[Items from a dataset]
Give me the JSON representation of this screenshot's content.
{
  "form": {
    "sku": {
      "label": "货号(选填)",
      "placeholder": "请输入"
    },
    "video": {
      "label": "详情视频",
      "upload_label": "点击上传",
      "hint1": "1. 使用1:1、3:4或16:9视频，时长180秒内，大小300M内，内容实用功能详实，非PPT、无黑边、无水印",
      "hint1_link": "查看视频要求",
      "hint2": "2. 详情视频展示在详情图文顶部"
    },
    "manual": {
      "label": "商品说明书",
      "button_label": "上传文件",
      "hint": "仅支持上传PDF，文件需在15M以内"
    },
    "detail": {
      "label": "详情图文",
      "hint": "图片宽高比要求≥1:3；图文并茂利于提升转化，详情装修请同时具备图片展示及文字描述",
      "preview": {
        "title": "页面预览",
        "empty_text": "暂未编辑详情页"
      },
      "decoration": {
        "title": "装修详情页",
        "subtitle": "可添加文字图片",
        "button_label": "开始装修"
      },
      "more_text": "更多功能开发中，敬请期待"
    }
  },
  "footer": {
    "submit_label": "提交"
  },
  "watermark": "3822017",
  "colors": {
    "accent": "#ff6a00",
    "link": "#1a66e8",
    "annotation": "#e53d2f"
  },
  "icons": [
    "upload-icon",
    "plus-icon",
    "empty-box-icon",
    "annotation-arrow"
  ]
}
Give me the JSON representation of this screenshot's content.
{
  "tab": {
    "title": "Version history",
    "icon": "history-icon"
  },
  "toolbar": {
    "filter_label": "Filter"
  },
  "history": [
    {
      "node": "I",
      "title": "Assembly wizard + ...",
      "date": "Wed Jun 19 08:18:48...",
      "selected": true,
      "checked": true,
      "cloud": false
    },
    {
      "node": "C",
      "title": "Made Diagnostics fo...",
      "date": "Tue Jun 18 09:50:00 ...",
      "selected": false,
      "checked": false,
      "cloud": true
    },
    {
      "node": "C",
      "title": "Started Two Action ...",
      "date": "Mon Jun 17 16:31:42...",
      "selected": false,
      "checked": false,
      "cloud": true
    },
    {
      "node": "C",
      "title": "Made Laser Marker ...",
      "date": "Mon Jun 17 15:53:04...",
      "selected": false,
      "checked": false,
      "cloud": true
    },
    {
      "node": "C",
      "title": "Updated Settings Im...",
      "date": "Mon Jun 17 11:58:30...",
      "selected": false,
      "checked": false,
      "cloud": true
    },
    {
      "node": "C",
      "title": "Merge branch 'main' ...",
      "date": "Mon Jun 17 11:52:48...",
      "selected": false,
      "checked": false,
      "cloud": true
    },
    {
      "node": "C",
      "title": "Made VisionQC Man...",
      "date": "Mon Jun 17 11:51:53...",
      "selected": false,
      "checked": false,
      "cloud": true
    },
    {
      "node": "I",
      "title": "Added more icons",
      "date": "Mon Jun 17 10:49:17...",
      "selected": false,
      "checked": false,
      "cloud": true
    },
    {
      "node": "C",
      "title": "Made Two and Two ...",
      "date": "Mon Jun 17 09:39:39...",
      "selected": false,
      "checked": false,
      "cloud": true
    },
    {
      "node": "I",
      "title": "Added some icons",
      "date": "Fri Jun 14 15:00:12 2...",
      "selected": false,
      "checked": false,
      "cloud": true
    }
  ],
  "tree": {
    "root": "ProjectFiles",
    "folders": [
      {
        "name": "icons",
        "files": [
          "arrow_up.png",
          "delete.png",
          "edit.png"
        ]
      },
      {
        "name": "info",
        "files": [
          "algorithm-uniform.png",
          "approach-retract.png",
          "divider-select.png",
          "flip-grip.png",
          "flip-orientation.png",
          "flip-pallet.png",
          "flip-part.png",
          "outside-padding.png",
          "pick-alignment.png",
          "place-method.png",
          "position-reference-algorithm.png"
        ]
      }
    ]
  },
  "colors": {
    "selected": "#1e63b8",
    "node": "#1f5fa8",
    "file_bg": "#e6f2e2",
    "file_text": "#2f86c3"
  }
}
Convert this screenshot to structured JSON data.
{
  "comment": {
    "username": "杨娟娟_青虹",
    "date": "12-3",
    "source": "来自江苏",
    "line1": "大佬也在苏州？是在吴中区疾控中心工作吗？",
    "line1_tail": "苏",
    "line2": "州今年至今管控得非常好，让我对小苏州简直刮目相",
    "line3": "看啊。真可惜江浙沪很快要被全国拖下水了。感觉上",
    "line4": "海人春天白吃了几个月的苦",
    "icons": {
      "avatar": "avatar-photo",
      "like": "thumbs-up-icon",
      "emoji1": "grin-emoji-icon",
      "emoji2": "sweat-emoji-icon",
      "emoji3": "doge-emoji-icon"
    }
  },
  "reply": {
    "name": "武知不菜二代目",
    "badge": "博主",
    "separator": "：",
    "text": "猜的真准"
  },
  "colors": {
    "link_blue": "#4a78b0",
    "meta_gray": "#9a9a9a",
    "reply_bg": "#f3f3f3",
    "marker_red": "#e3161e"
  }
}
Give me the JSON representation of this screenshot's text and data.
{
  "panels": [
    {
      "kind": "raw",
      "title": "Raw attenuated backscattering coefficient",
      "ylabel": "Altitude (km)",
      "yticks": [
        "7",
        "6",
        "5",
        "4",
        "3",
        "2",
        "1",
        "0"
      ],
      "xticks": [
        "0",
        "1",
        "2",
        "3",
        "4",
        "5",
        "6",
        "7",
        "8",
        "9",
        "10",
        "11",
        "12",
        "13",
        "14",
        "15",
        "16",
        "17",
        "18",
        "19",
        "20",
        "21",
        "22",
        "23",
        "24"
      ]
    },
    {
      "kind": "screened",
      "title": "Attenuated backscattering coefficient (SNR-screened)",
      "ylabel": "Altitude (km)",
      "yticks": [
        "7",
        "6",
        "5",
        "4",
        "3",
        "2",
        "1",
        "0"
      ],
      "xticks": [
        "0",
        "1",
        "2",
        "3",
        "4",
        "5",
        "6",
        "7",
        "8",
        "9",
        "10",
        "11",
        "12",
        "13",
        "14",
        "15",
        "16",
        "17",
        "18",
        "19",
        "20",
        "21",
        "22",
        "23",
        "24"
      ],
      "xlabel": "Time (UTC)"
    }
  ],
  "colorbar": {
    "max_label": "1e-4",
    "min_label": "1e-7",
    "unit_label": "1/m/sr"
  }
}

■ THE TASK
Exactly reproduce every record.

■ TASK SOLUTION
Give me the JSON representation of this screenshot's content.
{
  "form": {
    "sku": {
      "label": "货号(选填)",
      "placeholder": "请输入"
    },
    "video": {
      "label": "详情视频",
      "upload_label": "点击上传",
      "hint1": "1. 使用1:1、3:4或16:9视频，时长180秒内，大小300M内，内容实用功能详实，非PPT、无黑边、无水印",
      "hint1_link": "查看视频要求",
      "hint2": "2. 详情视频展示在详情图文顶部"
    },
    "manual": {
      "label": "商品说明书",
      "button_label": "上传文件",
      "hint": "仅支持上传PDF，文件需在15M以内"
    },
    "detail": {
      "label": "详情图文",
      "hint": "图片宽高比要求≥1:3；图文并茂利于提升转化，详情装修请同时具备图片展示及文字描述",
      "preview": {
        "title": "页面预览",
        "empty_text": "暂未编辑详情页"
      },
      "decoration": {
        "title": "装修详情页",
        "subtitle": "可添加文字图片",
        "button_label": "开始装修"
      },
      "more_text": "更多功能开发中，敬请期待"
    }
  },
  "footer": {
    "submit_label": "提交"
  },
  "watermark": "3822017",
  "colors": {
    "accent": "#ff6a00",
    "link": "#1a66e8",
    "annotation": "#e53d2f"
  },
  "icons": [
    "upload-icon",
    "plus-icon",
    "empty-box-icon",
    "annotation-arrow"
  ]
}
Give me the JSON representation of this screenshot's content.
{
  "tab": {
    "title": "Version history",
    "icon": "history-icon"
  },
  "toolbar": {
    "filter_label": "Filter"
  },
  "history": [
    {
      "node": "I",
      "title": "Assembly wizard + ...",
      "date": "Wed Jun 19 08:18:48...",
      "selected": true,
      "checked": true,
      "cloud": false
    },
    {
      "node": "C",
      "title": "Made Diagnostics fo...",
      "date": "Tue Jun 18 09:50:00 ...",
      "selected": false,
      "checked": false,
      "cloud": true
    },
    {
      "node": "C",
      "title": "Started Two Action ...",
      "date": "Mon Jun 17 16:31:42...",
      "selected": false,
      "checked": false,
      "cloud": true
    },
    {
      "node": "C",
      "title": "Made Laser Marker ...",
      "date": "Mon Jun 17 15:53:04...",
      "selected": false,
      "checked": false,
      "cloud": true
    },
    {
      "node": "C",
      "title": "Updated Settings Im...",
      "date": "Mon Jun 17 11:58:30...",
      "selected": false,
      "checked": false,
      "cloud": true
    },
    {
      "node": "C",
      "title": "Merge branch 'main' ...",
      "date": "Mon Jun 17 11:52:48...",
      "selected": false,
      "checked": false,
      "cloud": true
    },
    {
      "node": "C",
      "title": "Made VisionQC Man...",
      "date": "Mon Jun 17 11:51:53...",
      "selected": false,
      "checked": false,
      "cloud": true
    },
    {
      "node": "I",
      "title": "Added more icons",
      "date": "Mon Jun 17 10:49:17...",
      "selected": false,
      "checked": false,
      "cloud": true
    },
    {
      "node": "C",
      "title": "Made Two and Two ...",
      "date": "Mon Jun 17 09:39:39...",
      "selected": false,
      "checked": false,
      "cloud": true
    },
    {
      "node": "I",
      "title": "Added some icons",
      "date": "Fri Jun 14 15:00:12 2...",
      "selected": false,
      "checked": false,
      "cloud": true
    }
  ],
  "tree": {
    "root": "ProjectFiles",
    "folders": [
      {
        "name": "icons",
        "files": [
          "arrow_up.png",
          "delete.png",
          "edit.png"
        ]
      },
      {
        "name": "info",
        "files": [
          "algorithm-uniform.png",
          "approach-retract.png",
          "divider-select.png",
          "flip-grip.png",
          "flip-orientation.png",
          "flip-pallet.png",
          "flip-part.png",
          "outside-padding.png",
          "pick-alignment.png",
          "place-method.png",
          "position-reference-algorithm.png"
        ]
      }
    ]
  },
  "colors": {
    "selected": "#1e63b8",
    "node": "#1f5fa8",
    "file_bg": "#e6f2e2",
    "file_text": "#2f86c3"
  }
}
Convert this screenshot to structured JSON data.
{
  "comment": {
    "username": "杨娟娟_青虹",
    "date": "12-3",
    "source": "来自江苏",
    "line1": "大佬也在苏州？是在吴中区疾控中心工作吗？",
    "line1_tail": "苏",
    "line2": "州今年至今管控得非常好，让我对小苏州简直刮目相",
    "line3": "看啊。真可惜江浙沪很快要被全国拖下水了。感觉上",
    "line4": "海人春天白吃了几个月的苦",
    "icons": {
      "avatar": "avatar-photo",
      "like": "thumbs-up-icon",
      "emoji1": "grin-emoji-icon",
      "emoji2": "sweat-emoji-icon",
      "emoji3": "doge-emoji-icon"
    }
  },
  "reply": {
    "name": "武知不菜二代目",
    "badge": "博主",
    "separator": "：",
    "text": "猜的真准"
  },
  "colors": {
    "link_blue": "#4a78b0",
    "meta_gray": "#9a9a9a",
    "reply_bg": "#f3f3f3",
    "marker_red": "#e3161e"
  }
}
Give me the JSON representation of this screenshot's text and data.
{
  "panels": [
    {
      "kind": "raw",
      "title": "Raw attenuated backscattering coefficient",
      "ylabel": "Altitude (km)",
      "yticks": [
        "7",
        "6",
        "5",
        "4",
        "3",
        "2",
        "1",
        "0"
      ],
      "xticks": [
        "0",
        "1",
        "2",
        "3",
        "4",
        "5",
        "6",
        "7",
        "8",
        "9",
        "10",
        "11",
        "12",
        "13",
        "14",
        "15",
        "16",
        "17",
        "18",
        "19",
        "20",
        "21",
        "22",
        "23",
        "24"
      ]
    },
    {
      "kind": "screened",
      "title": "Attenuated backscattering coefficient (SNR-screened)",
      "ylabel": "Altitude (km)",
      "yticks": [
        "7",
        "6",
        "5",
        "4",
        "3",
        "2",
        "1",
        "0"
      ],
      "xticks": [
        "0",
        "1",
        "2",
        "3",
        "4",
        "5",
        "6",
        "7",
        "8",
        "9",
        "10",
        "11",
        "12",
        "13",
        "14",
        "15",
        "16",
        "17",
        "18",
        "19",
        "20",
        "21",
        "22",
        "23",
        "24"
      ],
      "xlabel": "Time (UTC)"
    }
  ],
  "colorbar": {
    "max_label": "1e-4",
    "min_label": "1e-7",
    "unit_label": "1/m/sr"
  }
}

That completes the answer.